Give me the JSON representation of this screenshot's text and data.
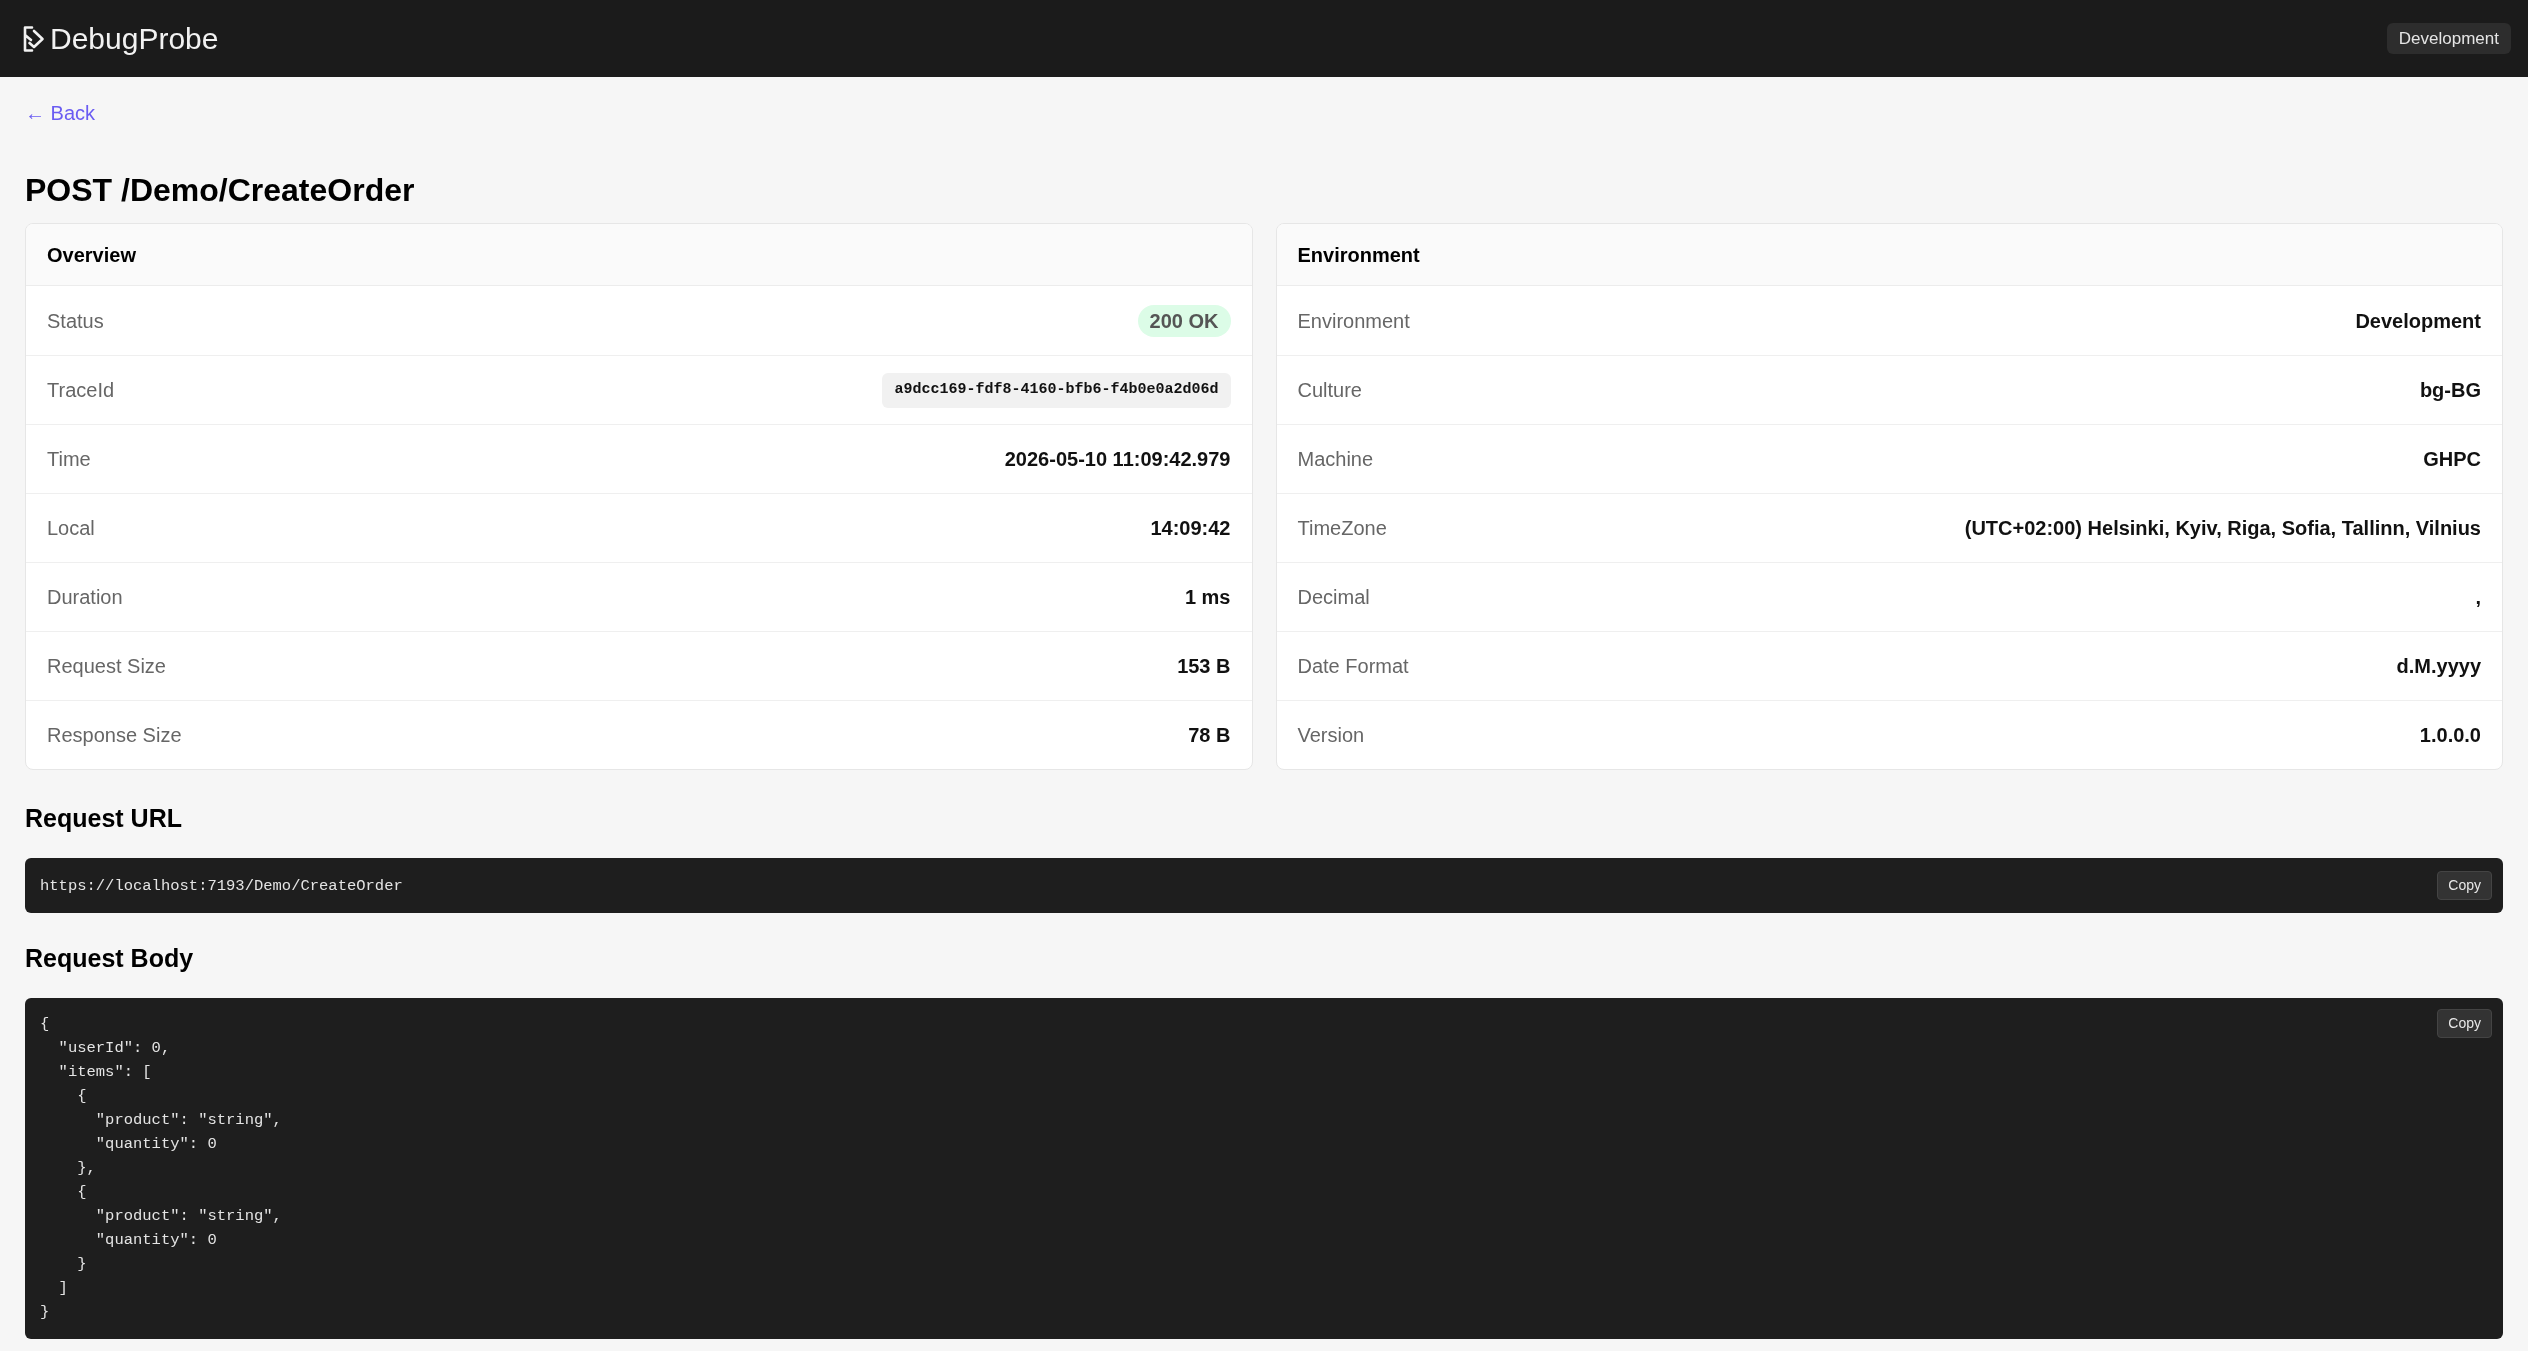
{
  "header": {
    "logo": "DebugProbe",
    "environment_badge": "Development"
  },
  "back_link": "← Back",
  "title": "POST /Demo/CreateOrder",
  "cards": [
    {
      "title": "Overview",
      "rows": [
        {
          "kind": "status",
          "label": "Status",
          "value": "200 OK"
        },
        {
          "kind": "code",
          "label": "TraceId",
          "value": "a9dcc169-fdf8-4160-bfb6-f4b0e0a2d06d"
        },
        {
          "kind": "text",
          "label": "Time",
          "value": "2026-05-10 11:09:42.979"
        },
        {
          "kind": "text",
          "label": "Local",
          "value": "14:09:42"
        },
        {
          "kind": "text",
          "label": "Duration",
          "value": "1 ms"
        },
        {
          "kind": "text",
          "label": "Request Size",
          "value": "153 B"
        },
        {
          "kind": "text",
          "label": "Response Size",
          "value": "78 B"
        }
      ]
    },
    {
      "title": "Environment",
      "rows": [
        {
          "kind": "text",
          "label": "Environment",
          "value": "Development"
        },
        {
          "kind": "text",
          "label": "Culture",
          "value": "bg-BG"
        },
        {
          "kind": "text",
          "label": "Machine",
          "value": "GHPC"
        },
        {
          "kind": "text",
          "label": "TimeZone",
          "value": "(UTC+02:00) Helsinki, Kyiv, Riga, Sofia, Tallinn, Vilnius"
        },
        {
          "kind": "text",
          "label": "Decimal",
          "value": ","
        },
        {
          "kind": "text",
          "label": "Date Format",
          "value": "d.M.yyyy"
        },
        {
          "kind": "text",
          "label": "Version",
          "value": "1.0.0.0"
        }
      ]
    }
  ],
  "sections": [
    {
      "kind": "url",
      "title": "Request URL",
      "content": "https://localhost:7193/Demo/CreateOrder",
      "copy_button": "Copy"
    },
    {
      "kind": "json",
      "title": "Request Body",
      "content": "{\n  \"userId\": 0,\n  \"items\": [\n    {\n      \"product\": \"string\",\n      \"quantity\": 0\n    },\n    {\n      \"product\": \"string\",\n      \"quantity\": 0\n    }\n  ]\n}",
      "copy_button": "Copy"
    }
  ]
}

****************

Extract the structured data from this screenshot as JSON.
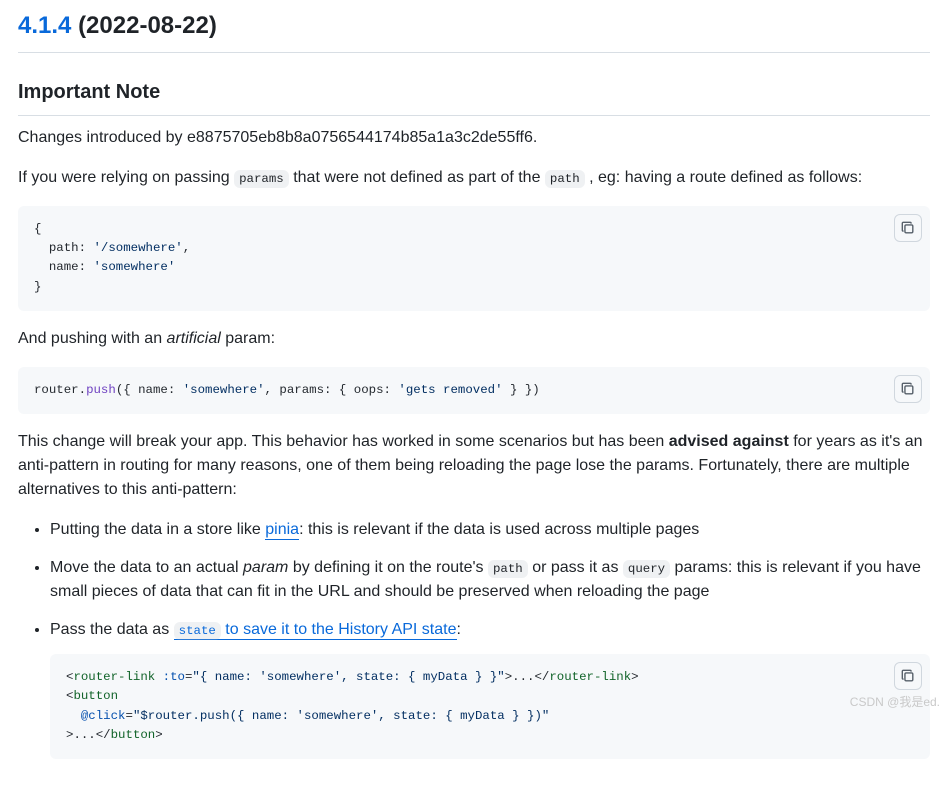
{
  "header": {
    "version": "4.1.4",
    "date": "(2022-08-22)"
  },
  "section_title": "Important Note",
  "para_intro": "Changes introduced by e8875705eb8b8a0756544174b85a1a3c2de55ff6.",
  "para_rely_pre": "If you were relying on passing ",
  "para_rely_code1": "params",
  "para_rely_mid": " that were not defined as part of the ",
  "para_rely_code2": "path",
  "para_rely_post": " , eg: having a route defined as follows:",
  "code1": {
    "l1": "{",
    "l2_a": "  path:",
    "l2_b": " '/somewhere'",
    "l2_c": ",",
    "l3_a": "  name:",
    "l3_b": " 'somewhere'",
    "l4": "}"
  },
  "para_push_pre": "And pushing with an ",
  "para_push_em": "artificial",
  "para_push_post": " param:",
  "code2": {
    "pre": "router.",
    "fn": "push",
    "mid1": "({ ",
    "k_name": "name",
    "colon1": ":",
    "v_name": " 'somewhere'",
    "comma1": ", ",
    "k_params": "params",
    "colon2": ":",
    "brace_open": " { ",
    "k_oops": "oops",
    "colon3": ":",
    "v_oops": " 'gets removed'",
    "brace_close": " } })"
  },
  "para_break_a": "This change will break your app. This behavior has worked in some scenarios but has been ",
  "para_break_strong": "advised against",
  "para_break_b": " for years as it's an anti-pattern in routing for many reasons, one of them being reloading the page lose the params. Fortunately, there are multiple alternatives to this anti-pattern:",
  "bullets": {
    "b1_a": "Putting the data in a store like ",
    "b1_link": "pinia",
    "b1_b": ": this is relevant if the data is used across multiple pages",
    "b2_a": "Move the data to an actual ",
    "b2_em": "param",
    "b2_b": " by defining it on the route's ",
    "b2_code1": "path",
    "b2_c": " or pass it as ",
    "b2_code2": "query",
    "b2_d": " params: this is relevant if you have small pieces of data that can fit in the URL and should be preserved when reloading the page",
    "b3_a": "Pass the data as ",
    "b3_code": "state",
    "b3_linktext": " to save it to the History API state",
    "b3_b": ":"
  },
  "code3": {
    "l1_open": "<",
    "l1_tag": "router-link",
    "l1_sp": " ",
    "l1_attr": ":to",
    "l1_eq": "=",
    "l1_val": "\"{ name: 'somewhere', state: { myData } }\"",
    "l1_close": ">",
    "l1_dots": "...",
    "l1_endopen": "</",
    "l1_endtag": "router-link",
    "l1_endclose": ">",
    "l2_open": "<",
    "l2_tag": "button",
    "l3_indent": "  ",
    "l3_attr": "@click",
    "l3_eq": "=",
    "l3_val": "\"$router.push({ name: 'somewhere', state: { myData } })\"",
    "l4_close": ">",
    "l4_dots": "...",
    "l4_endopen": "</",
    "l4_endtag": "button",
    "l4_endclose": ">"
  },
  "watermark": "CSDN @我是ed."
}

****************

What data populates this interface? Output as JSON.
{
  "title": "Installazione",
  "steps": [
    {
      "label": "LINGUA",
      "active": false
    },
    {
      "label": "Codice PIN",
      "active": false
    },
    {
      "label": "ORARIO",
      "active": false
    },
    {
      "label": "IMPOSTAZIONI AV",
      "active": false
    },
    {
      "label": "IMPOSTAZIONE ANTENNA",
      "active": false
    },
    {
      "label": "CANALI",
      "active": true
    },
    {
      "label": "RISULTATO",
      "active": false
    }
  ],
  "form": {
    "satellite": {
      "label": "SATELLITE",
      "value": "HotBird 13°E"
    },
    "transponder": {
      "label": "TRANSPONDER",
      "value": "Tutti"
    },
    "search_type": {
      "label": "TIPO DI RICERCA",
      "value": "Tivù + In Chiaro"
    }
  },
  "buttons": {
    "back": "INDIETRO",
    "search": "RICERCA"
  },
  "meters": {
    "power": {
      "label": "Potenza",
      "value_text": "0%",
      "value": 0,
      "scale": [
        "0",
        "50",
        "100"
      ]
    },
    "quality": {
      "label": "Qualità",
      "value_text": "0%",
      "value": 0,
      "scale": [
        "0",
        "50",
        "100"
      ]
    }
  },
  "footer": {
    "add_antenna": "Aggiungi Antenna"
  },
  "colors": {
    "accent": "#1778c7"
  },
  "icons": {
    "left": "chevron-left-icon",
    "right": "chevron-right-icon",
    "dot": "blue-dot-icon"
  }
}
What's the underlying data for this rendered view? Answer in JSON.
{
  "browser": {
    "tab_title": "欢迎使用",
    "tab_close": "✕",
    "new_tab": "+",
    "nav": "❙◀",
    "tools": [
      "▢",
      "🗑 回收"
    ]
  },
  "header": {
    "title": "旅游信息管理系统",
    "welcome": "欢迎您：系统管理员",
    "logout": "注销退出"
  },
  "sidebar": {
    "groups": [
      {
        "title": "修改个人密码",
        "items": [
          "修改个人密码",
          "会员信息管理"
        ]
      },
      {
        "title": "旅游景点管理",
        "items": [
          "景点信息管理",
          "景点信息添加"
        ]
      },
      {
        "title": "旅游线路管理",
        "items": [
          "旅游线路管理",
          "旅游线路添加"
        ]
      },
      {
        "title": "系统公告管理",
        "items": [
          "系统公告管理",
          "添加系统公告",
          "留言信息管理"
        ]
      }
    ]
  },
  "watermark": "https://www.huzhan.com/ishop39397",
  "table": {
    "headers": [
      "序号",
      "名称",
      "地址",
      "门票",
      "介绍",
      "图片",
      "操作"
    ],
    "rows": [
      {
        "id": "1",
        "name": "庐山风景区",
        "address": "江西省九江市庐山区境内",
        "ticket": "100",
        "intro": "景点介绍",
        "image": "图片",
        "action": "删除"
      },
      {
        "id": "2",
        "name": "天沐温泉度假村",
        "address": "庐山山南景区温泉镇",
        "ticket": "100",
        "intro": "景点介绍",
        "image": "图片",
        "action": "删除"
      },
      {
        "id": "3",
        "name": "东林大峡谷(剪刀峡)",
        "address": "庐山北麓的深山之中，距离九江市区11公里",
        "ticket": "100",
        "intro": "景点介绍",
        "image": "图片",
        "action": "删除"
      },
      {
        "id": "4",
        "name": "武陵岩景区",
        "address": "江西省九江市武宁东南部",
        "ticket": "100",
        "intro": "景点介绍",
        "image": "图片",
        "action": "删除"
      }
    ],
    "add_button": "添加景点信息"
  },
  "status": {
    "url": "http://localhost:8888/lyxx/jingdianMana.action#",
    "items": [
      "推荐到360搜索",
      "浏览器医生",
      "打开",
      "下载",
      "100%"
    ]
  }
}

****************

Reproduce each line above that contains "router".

    "pre": "router.",
    "l1_tag": "router-link",
    "l1_endtag": "router-link",
    "l3_val": "\"$router.push({ name: 'somewhere', state: { myData } })\"",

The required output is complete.